One of the handicaps of working a lifetime in museums is that my observations of current practices are colored by reflections of how the profession has progressed (read, changed). This refers not only to the work being done in museums today, but also to emerging philosophies. From time to time, I would like to share my thoughts on what I’m seeing. That means I have to keep up with reading and, as the great detective Hercule Poirot would say, keep my grey matter active. Both good practices.
One writer who I occasionally read is Lee Rosenbaum and her periodic commentaries, Culture Grrl (http://www.artsjournal.com/culturegrrl/). She is a journalist whose beat is the arts. I enjoy her perspective as she navigates current trends in the museum world. Her five decades of writing gives her access to previews and she also revisits exhibits afterward to see how regular visitors view them.
A recent visit over the holidays to the newly redesigned and greatly heralded MOMA in New York made her aware of several fundamental issues facing visitors: excruciating lines for tickets (buy on-line), the cloakroom (keep your coat on), restrooms (go to one on an upper level).
Rosenbaum also briefly mentions something I’ve become more aware of – seating. In fact, the title of the post includes the words “… Not Enough Chairs.” She writes that, “Every inch of seating on the premises (and, to MoMA’s credit, there are lots of opportunities to sit) was occupied by visitors … . Many … were scrutinizing their phones; others just needed a rest. Even with benches and ottomans scattered everywhere, some weary visitors resorted to sitting on the lobby’s hard stairs.”
Much has been written about museum fatigue. Here’s an interesting fact thanks to Museum Hack: Benjamin Ives Gilman’s original paper on the subject in Scientific Monthly, created all the way back in 1916 was one of the first to tackle this topic. Museum fatigue is not only a physical response, but also mental – perhaps a reaction to often poorly written and presented labels (another topic I might comment on). Is it the unforgiving floors, the amount of walking (on her trip to MOMA, Rosenbaum logged clocking 3.1 miles and 7,105 steps), or the shoes we might choose to wear on a museum visit?

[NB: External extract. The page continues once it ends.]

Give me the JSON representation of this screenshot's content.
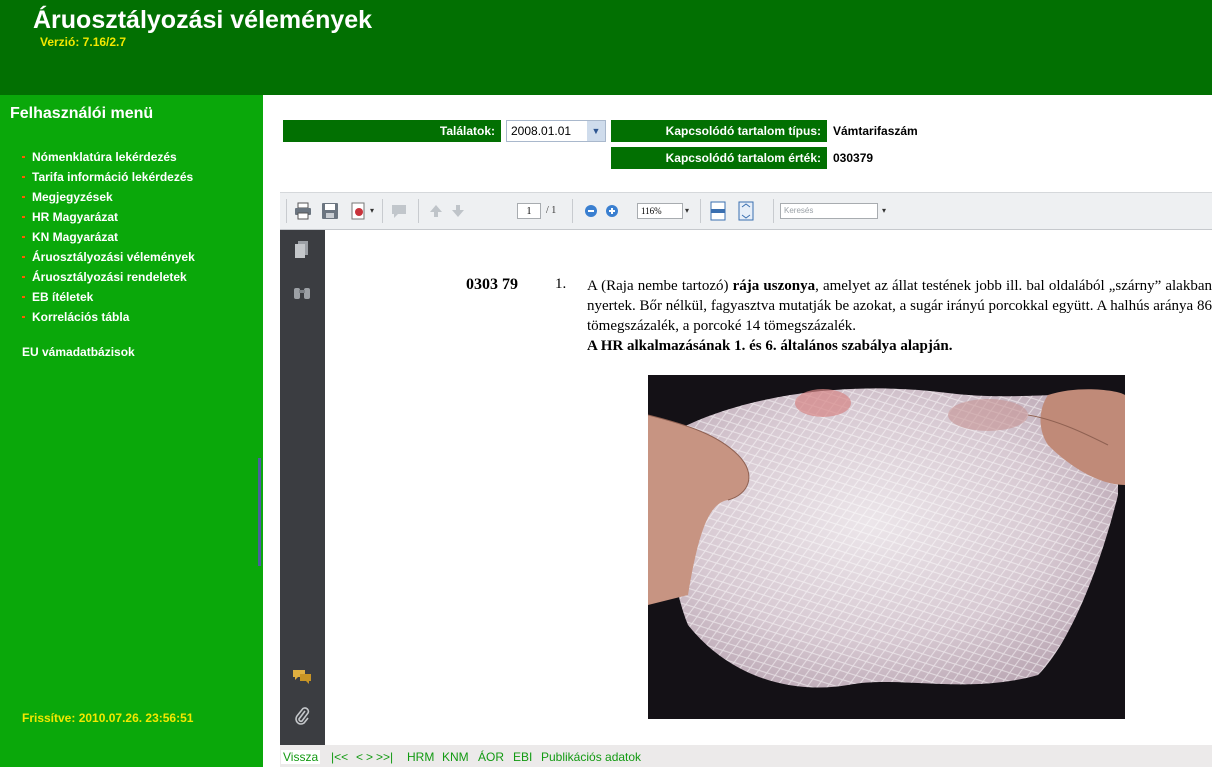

In the past year or so, I’ve been noticing the lack of seating in our local institutions. I have rarely been a victim of museum fatigue, the result of being somewhat an Energizer Bunny and wearing the proverbial “sensible shoes.” It is catching up with me, though. And, there are times when I’d simply like to take a comfortable seat and spend some time contemplating the art surrounding me. Once I realized that there seemed to be a trend not to encourage visitors to linger I started taking photos to document the situation. The following come from three museums in our area.
Example I: When I asked about seating at this museum, the guard offered me to return to the front (not too far away) and get a folding stool they provide for kids. I did not.
Example II: Lots of floor space in two galleries, nary a seat. I rarely watch videos, especially when I have to stand. How about you?
Example III: This is one of our city’s several private museums, comprised of a number of spacious warehouse-like galleries. Consider the seating offered in the top photo. I guess the intent was to look at the support columns. A long, narrow space housed beautiful photos, with no seating.
In closing, from the New Yorker –
Thanks to LifeHacker for the featured image of this post: